September did split into two distinct markets during the month. The first half or so was mainly speculation about how much the Federal Reserve would cut its $85 billion per month bond buying program which did not happen. The second half focused on dire warnings of a government shutdown because of a debt ceiling that would not be lifted and the initiation of Obamacare that would be a mass of errors and confusion.
But, while headlines were screaming about problems, the stock market went up. As you can see from the chart below, the only fund that went down (again) last month was the F fund. The I fund had the largest gains with a return of 7.41% for the month and a 12 month return of 24.10% as both Germany and Japan stocks moved up. The Dow Jones Industrial Average hit its 31st all-time high of the year and, at month’s end, even after a last-day loss on renewed government-shutdown worries, was just 3.5% below its peak.
Here are the results for all of the TSP funds:
|G Fund||F Fund||C Fund||S Fund||I Fund|
|L Income||L 2020||L 2030||L 2040||L 2050|
Investment Actions by TSP Investors in August
For a variety of reasons, including trying to guess what the market returns would be in September, TSP investors moved almost $1.6 billion into the G fund in August. $524 million was removed from the F fund, perhaps because of losses in the previous month in this fund, $749 million from the C fund and $268 million from the S fund. $12 million was moved into the I fund in August. (See TSP Funds Fall in August)
Budget for the TSP

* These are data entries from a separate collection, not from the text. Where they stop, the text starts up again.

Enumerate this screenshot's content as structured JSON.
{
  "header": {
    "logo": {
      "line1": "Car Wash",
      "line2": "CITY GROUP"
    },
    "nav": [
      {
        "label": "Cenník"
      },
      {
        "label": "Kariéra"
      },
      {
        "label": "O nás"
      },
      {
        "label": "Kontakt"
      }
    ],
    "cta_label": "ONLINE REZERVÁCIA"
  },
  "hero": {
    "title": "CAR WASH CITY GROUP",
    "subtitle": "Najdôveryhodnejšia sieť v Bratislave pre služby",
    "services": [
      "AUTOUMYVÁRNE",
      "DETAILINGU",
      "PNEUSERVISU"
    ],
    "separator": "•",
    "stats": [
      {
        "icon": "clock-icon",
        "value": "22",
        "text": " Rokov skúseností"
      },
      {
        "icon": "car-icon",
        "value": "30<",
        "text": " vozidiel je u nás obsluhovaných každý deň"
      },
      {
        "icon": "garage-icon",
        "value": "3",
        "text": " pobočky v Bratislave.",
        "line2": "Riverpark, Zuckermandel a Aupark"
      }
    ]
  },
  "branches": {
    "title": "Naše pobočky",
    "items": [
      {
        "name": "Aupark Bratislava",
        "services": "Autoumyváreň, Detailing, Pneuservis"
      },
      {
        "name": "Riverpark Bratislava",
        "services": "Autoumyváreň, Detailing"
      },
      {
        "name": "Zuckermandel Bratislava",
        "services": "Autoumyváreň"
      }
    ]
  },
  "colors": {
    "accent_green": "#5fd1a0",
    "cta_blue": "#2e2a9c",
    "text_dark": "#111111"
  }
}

The TSP’s fiscal year (FY) 2013 budget of $170.5 million is an increase of 19.1% over the fiscal year 2012 of $143.1 million. The full budget request for fiscal year 2014 of $201.0 million is an increase of 17.9% over 2013. The rate of budget growth slows sharply in 2015 where an estimated budget of $209.2 million reflects a 4.1% increase over 2014. Based on historical average growth rates, assets of the TSP are projected to increase from $369 billion in fiscal year 2013 to $474 billion in fiscal year 2015. The number of participants are projected to increase from 4.6 million in fiscal year 2013 to $5.2 million in fiscal year 2015.
What Will Happen in October?
When the Federal Reserve finally does begin to slow its purchases, there will probably be a market sell-off and bond funds such as the F fund will probably go down. Stocks will probably also go down based on an immediate panic reaction rather than realistic projections for earnings and interest rates. Of course, we do not know when the tapering by the Federal Reserve will actually end but we know that it has to end sometime as adding $85 billion a month cannot last forever without disastrous consequences.
A market pullback would not be unexpected. With the C fund gaining more than 19% in the first nine months of the year, one might expect the market to slow down, either by taking a step backwards or just moving sideways for awhile as markets do not always move in one direction. There is plenty of news that could create a sudden change of direction in the market.
Since no one can predict short term market trends with any accuracy, many investors keep investing at a regular rate with each paycheck instead of fretting over the returns for the last month or the upcoming quarter. Some of the best investors are those that invest on a regular basis, regardless of how the market has done recently, as the returns of the stock market have historically gone up over time. (See Market Timing and Your TSP)
With the government shutdown, a large number of baby boomers deciding to retire and enjoy their retirement benefits after a long career of working for Uncle Sam, and probably a number of younger federal employees looking for work in the private sector, there are plenty of pitfalls and each person’s goals and circumstances may differ. But, for all of these problems, the TSP is considered one of the best retirement investment plans available so use it to your own advantage. (See A Financial Advantage for Federal Employees and Military Personnel)